The Wilbarger Protocol
(Brushing) for Sensory Integration
The Wilbarger Protocol (Brushing) for Sensory Integration
Helping People Sensitive to Touch
The Wilbarger Protocol (also referred to as brushing therapy) is often a part of a sensory integration or sensory therapy program. It involves brushing the body with a small surgical brush throughout the day. People who exhibit symptoms of tactile defensiveness are extremely sensitive to touch. They often fear or resist being touched, have difficulty transitioning between activities, and may be lethargic. This therapy was developed by Patricia Wilbarger, MEd, OTR, FAOTA.
The complete protocol usually takes 2-3 minutes to administer. The first step involves using a soft, plastic, sensory brush or Therapressure Brush which is run over the child's skin, using very firm pressure; it is like a deep pressure massage. Brushing starts at the arms and works down to the feet. The face, chest, and stomach area are never brushed because these are very sensitive areas. Brushing these areas may cause adverse reactions including vomiting.
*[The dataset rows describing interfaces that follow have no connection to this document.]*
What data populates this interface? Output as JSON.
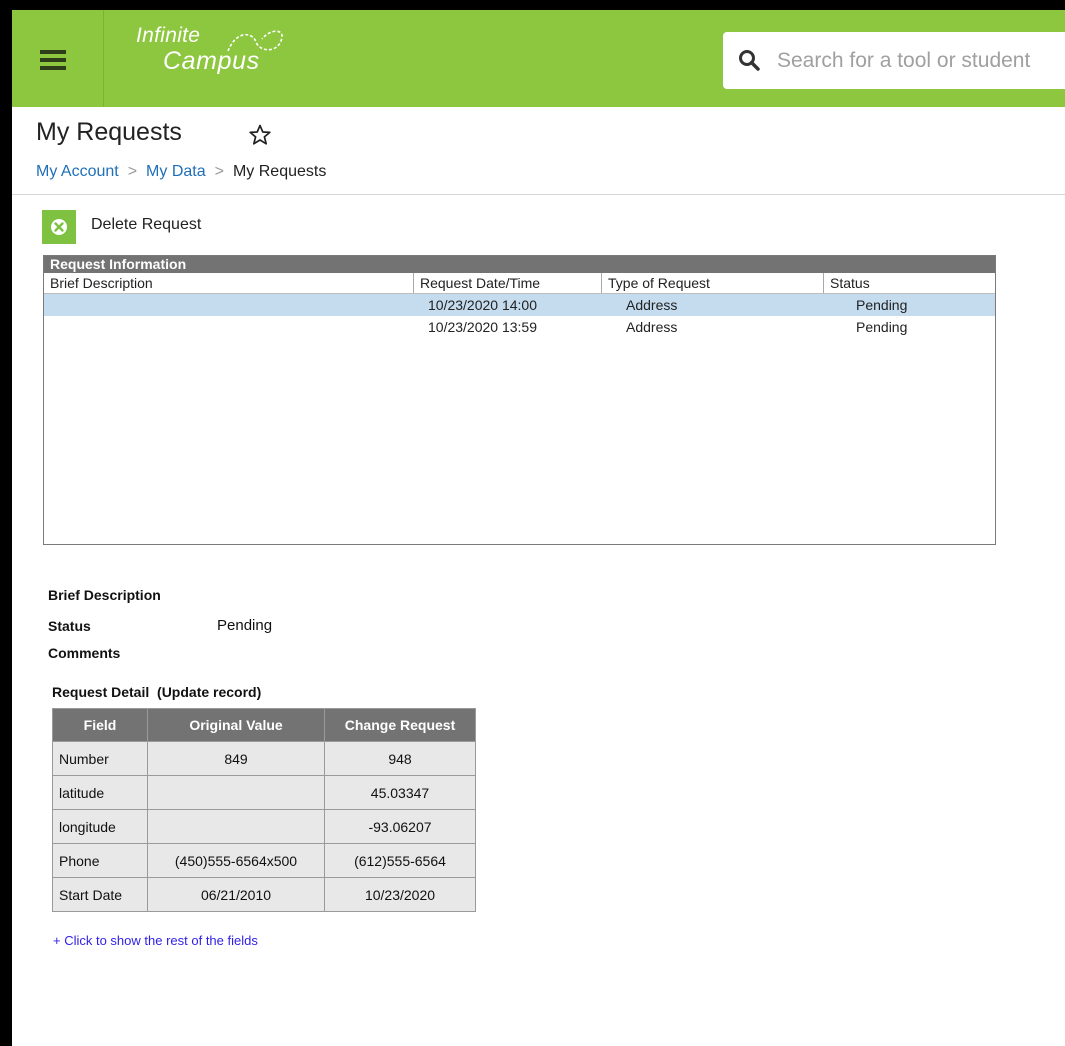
{
  "header": {
    "logo_line1": "Infinite",
    "logo_line2": "Campus",
    "search_placeholder": "Search for a tool or student",
    "icons": {
      "menu": "hamburger-menu-icon",
      "search": "search-icon",
      "logo": "infinity-loop-icon"
    }
  },
  "page": {
    "title": "My Requests",
    "breadcrumb": [
      "My Account",
      "My Data",
      "My Requests"
    ],
    "sep": ">"
  },
  "toolbar": {
    "delete_label": "Delete Request"
  },
  "request_list": {
    "title": "Request Information",
    "columns": [
      "Brief Description",
      "Request Date/Time",
      "Type of Request",
      "Status"
    ],
    "rows": [
      {
        "description": "",
        "datetime": "10/23/2020 14:00",
        "type": "Address",
        "status": "Pending",
        "selected": true
      },
      {
        "description": "",
        "datetime": "10/23/2020 13:59",
        "type": "Address",
        "status": "Pending",
        "selected": false
      }
    ]
  },
  "detail": {
    "brief_description_label": "Brief Description",
    "status_label": "Status",
    "status_value": "Pending",
    "comments_label": "Comments",
    "caption": "Request Detail  (Update record)",
    "table_headers": [
      "Field",
      "Original Value",
      "Change Request"
    ],
    "table_rows": [
      [
        "Number",
        "849",
        "948"
      ],
      [
        "latitude",
        "",
        "45.03347"
      ],
      [
        "longitude",
        "",
        "-93.06207"
      ],
      [
        "Phone",
        "(450)555-6564x500",
        "(612)555-6564"
      ],
      [
        "Start Date",
        "06/21/2010",
        "10/23/2020"
      ]
    ],
    "show_more": "+ Click to show the rest of the fields"
  },
  "colors": {
    "brand_green": "#8dc63f",
    "header_gray": "#737373",
    "selected_row": "#c5dcef",
    "link_blue": "#1f6fb8"
  }
}
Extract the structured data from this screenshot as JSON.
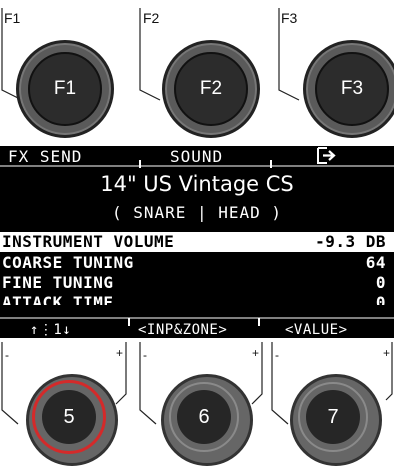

There is not much documented research on the Wilbarger Protocol. However, many parents of children with autism have reported seeing decreases in sensory defensiveness and anxiety as a result of using this technique. Some of the benefits may include improved ability to transition between daily activities, improved attention span, a decreased fear or discomfort of being touched, enhanced coordination, and better self-regulation.
The brushing therapy is initially recommended every 2 hours while the child is awake. Therapists usually re-assess the level of brushing after two weeks. At that time they may modify the program. The brushing continues as long as the individual benefits from it. This program may be a part of sensory integration therapy in which case the child will also be directed to work with a variety of sensory toys and tools.
After the brushing therapy, therapists may also prescribe gentle joint compressions to the shoulders, elbows, wrists, fingers, hips, knees/ankles, and sternum for a count of ten. Self-administration of joint compression by the client can also be done by pushing against walls, doing jumping-jacks, push-ups, or jumping on a trampoline.
Finally, the therapist may also suggest the Oral Tactile Technique, or OTT. This technique requires a finger to swipe along the inside of the person’s mouth. This is helpful for kids with oral defensiveness. (These children may have trouble with foods because of the texture or may hate having their teeth brushed.)
If you think that your child would benefit from the Wilbargar Protocol, it is important to seek guidance from an Occupational Therapist. The OT must be trained in sensory integration and must be specifically trained to use the Wilbargar Protocol. Performing the therapy in a manner other than taught by a trained professional may not be effective and can be very uncomfortable for the individual.